The council confirmed this week it had sold its two Art Deco buses to a Napier business for $50,000 after quitting the failed tourist venture which cost ratepayers more than $1.1 million.
Asked yesterday about the cost of quitting the operating contract with Nimon & Sons, which ran the service, the council said early termination of the two-year contract had cost it $16,800.
Nimon general manager Pete Patterson said all that money had gone to 10 bus drivers plus other "fill-in" workers who had been employed on the seven-day-a-week, two-bus service.
Nimon had not sought any compensation for the early termination of the contract "but we did point out to the council that we did have some staff who now no longer had jobs," Mr Patterson said.
"To their credit, Napier City Council said, yes, we feel for the staff, what should we pay each one? So we gave them a list of the drivers and what we thought they were due, and Napier City Council did not argue the toss. All of that money ... went to the staff."

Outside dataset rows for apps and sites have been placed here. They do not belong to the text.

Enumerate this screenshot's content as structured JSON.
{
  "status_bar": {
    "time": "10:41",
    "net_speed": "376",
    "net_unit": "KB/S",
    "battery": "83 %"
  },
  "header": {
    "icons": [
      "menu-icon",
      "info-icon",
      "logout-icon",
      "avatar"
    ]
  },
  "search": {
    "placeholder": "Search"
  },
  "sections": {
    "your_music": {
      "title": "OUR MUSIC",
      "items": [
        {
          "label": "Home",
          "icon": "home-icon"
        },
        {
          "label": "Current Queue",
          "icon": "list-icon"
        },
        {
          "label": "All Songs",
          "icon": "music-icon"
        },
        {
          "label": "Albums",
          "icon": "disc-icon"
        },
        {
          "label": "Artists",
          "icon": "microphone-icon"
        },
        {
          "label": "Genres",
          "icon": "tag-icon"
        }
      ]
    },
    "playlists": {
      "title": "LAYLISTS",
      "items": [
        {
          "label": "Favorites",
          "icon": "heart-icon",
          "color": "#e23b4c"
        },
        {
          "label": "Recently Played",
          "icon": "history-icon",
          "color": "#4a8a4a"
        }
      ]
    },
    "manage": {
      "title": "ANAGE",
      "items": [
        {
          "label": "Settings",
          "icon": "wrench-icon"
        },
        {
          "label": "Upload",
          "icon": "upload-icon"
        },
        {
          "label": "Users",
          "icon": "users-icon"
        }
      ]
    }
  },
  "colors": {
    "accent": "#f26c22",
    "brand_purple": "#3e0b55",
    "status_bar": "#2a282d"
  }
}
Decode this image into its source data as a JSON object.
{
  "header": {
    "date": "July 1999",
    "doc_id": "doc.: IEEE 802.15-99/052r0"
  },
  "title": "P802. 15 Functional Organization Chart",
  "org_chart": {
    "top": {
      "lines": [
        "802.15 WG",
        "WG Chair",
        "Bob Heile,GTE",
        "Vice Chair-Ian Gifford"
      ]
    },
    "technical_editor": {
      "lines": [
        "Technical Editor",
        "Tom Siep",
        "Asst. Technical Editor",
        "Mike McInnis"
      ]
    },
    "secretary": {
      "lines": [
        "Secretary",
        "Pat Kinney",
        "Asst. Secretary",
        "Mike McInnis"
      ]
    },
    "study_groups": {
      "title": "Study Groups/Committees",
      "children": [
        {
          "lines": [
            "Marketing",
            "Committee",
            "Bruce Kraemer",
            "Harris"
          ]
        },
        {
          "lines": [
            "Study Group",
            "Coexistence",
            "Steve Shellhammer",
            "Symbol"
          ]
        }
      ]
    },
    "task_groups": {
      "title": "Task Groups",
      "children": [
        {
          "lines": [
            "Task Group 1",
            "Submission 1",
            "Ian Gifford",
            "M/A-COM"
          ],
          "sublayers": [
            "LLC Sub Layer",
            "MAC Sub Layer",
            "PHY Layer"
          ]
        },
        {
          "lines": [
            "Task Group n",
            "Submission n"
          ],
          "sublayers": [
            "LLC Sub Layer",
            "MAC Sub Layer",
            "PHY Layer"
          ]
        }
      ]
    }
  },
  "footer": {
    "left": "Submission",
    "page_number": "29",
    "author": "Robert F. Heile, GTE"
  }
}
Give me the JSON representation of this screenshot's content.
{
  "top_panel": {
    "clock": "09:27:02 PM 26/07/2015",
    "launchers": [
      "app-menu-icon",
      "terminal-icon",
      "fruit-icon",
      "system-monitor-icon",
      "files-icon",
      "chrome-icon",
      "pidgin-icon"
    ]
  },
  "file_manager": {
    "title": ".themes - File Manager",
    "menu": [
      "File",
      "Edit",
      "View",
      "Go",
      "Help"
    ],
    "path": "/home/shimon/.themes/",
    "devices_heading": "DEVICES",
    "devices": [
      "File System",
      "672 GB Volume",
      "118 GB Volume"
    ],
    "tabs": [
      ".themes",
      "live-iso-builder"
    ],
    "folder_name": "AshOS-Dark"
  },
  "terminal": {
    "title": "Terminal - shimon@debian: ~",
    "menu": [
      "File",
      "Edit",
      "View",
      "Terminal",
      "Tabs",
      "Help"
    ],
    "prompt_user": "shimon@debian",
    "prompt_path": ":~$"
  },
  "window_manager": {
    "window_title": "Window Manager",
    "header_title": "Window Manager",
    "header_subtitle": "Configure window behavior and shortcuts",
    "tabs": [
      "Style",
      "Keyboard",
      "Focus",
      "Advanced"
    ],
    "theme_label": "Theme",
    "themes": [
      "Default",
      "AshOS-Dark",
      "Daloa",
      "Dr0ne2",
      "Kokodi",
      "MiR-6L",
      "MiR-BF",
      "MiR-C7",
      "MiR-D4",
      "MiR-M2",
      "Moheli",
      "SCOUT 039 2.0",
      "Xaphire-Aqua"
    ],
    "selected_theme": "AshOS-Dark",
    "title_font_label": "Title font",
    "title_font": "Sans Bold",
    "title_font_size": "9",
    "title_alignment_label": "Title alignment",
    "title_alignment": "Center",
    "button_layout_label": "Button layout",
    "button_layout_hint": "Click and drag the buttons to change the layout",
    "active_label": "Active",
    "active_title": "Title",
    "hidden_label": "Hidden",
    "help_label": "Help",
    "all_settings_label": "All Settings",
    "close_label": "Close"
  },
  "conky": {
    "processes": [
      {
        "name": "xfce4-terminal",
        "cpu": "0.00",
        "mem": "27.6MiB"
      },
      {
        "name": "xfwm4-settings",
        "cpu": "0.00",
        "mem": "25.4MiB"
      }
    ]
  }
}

Mr Patterson said some of the drivers had been able to remain doing part-time work for the company, but roles were limited.
"We're a school bus company with tours so we have only limited positions for full-timers. The Deco City bus contract required full-timers to keep it running seven days a week."
Asked why the company didn't seek compensation, Mr Patterson said: "We could have pushed the issue but it wouldn't have made us any friends in council. Ratepayers would turn around and say - quite rightly - Nimon & Sons are skimming it off the top by trying to get more money than they're due.
"We don't want bad blood between us and any council, nor with the ratepayers ... "
While the $1 million-plus loss on the venture and the low sale price for the buses had outraged ratepayers, Napier Mayor Bill Dalton said yesterday it made no sense for the council to keep the buses if it was not going to run them as a tourist service.
"To keep them running at a loss of $300,000 or $400,000 a year would have had an ongoing impact on rates ... "
Mr Dalton said while he understood the anger and frustration of ratepayers "it needs to be put into context of other things that the council have done that have worked tremendously well".
"Our critics are climbing all over us on the loss of something a little over $1 million but when the Hastings District Council spent $13.5 million on a building [the Opera House] that had to be closed because it was unsuitable, hardly a murmur was raised.
"It's because we have got one or two extremely vocal critics who are stirring the thing up."
Mr Dalton said the development of the Parklands subdivision and the Awatoto wastewater treatment plant were two examples of projects in which prudent council management had "resulted in savings of many millions of dollars".
Buses 'unsuitable' for streets
Napier City Council spent just over $1 million buying and then repairing its two Art Deco buses — so did the new owner who bought them for $50,000 get a bargain?
Not according to the company that was contracted to run the council's tourist bus service.
Nimon & Sons general manager Pete Patterson said he was "not even a little" interested in making a bid when the buses were put up for tender.
From a reliability perspective "they were totally unsuitable for running around urban streets as far as we were concerned," he said.
The council initially spent $837,000 on the two buses, which were built in California. It then spent a further $165,000 on repairs carried out by Tauranga-based Kiwi Bus Builders.
"Even after they came back from Kiwi Bus after their makeover there were still reliability issues that needed to be ironed out," Mr Patterson said.
"We may find that they are perfectly reliable for the next 10, years but I doubt it.
"I certainly wouldn't put any of my money towards them.
It remains to be seen how it pans out for the new owner."